Communities Secretary Robert Jenrick told yesterday's briefing: "They should be assured we are doing everything we can correct this issue, and to get them the equipment that they need."
When pressed on the issue, Mr Jenrick added: "Supply in some areas, particularly gowns and certain types of masks and aprons, is in short supply at the moment, and that must be an extremely anxious time for people working on the front line, but they should be assured that we are doing everything we can to correct this issue, and to get them the equipment that they need."
A "sustainable" level of gowns will not be reached until mid-June.

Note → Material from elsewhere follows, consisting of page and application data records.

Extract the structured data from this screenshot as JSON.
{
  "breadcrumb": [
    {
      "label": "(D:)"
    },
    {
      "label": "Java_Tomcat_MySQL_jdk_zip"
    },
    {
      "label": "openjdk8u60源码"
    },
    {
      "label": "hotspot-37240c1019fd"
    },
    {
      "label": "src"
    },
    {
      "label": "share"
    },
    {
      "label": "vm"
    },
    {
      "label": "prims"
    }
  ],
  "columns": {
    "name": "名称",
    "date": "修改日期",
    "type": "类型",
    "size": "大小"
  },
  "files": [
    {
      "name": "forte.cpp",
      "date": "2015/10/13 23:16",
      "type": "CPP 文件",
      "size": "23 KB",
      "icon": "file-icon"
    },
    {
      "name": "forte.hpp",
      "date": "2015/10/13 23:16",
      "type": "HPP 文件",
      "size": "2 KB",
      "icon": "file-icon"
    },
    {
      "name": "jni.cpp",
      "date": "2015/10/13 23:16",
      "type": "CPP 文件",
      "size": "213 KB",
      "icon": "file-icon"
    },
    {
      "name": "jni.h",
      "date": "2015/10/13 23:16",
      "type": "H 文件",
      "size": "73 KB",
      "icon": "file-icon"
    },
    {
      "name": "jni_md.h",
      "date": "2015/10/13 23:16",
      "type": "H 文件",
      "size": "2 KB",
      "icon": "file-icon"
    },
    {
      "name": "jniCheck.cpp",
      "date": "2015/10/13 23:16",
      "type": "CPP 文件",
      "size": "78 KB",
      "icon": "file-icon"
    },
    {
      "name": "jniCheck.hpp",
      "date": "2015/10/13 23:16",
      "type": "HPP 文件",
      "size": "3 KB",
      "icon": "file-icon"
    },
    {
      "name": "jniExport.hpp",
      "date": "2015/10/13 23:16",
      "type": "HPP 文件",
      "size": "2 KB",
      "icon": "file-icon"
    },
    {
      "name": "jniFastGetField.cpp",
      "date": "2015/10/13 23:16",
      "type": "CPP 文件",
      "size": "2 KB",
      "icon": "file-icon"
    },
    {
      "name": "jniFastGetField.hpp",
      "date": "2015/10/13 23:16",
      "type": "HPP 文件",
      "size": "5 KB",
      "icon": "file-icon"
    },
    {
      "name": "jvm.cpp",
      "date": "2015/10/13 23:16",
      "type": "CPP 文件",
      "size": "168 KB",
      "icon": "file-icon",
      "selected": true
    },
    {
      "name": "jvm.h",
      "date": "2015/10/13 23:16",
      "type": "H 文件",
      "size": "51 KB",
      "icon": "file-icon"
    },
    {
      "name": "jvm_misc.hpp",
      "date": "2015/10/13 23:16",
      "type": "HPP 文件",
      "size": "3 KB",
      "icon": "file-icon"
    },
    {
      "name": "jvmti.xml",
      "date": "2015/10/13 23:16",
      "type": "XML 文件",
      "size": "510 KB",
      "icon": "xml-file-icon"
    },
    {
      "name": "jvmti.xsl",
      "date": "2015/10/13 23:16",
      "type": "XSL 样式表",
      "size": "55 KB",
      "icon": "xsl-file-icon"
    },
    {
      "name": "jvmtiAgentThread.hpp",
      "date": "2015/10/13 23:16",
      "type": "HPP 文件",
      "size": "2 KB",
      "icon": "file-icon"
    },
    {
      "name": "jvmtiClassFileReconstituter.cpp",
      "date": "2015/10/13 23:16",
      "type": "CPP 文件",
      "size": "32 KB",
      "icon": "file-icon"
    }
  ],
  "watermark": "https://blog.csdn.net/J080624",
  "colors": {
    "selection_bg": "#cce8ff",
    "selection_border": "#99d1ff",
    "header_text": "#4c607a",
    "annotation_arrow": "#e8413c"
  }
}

A military liaison officer wrote to hospitals and other NHS trusts saying: "I can confirm that regions were informed that there will be no deliveries of gowns until 27 Apr and a sustainable level will not be reached until after mid-June."
He added: "My assessment is that most trusts will be out of stock after the weekend on current consumption."
Panicked ministers have drafted in the boss of the 2012 London Olympics to be a PPE czar.
Lord Paul Deighton will take charge of scaling up production and co-ordinating distribution.
Top-end firms including Burberry, Barbour, Louis Vuitton and Philip Treacy have all said their manufacturing equipment could be used in the effort.
Shadow health minister Justin Madders said the amount of key workers still without protective equipment was a "scandal".
"Workers have been sounding the alarm for weeks now and the Government has had months to put things in place," he said.
"It is outrageous that supplies keep running so low, protecting those staff who are risking their lives every time they go to work should be an absolute priority.
"Ministers need to make good on their promises, sort out the supply issues and work to make sure no staff member feels unsafe because of a lack of PPE. It is no good making grand promises if they later turn out to be undeliverable."